(What is needed)
Among the entries below, find the lines with "label" and copy them.

(Supplied material)
────────

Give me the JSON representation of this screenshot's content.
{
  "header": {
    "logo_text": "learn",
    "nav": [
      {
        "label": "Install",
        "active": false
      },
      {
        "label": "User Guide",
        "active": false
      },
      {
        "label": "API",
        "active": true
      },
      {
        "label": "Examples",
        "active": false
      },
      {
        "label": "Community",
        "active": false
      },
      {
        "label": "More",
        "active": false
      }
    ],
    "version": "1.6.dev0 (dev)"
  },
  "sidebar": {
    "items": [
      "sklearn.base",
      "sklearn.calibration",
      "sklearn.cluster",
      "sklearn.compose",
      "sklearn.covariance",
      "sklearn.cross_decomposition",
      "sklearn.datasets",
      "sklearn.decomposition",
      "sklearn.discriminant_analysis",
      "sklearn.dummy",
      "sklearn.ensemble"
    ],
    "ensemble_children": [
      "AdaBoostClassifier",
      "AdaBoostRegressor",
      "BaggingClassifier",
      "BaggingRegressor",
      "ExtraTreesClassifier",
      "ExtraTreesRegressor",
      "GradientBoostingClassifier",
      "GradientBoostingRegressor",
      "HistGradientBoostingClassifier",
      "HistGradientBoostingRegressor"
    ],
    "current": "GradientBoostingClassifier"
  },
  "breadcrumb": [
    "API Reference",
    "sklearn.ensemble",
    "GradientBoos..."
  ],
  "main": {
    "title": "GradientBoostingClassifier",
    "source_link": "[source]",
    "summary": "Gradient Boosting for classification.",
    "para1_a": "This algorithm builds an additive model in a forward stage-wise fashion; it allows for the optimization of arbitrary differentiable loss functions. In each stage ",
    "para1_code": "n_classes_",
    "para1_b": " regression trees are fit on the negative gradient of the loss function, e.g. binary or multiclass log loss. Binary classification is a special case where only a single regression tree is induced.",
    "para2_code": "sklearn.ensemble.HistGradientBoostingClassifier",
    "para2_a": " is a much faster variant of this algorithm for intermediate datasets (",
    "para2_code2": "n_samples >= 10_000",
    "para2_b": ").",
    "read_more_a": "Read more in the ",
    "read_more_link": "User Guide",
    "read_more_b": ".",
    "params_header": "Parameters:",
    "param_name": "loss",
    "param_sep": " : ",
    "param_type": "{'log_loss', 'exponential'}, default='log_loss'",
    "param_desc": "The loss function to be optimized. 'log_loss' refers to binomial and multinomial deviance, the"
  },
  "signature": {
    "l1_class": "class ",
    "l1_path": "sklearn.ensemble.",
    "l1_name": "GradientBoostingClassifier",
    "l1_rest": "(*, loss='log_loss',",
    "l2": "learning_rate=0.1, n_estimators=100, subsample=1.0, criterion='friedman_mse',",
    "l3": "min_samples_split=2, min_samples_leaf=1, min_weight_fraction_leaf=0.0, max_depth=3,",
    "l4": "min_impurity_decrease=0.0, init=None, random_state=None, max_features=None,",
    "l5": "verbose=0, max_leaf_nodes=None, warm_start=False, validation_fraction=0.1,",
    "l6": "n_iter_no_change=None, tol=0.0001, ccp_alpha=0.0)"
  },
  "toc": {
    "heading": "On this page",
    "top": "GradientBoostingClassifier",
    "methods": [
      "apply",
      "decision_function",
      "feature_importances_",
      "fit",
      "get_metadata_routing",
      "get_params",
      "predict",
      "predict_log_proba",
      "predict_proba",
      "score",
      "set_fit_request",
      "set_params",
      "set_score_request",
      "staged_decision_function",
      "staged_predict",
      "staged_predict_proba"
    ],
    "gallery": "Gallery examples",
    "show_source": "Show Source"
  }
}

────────

(Written reply)
        "label": "Install",
        "label": "User Guide",
        "label": "API",
        "label": "Examples",
        "label": "Community",
        "label": "More",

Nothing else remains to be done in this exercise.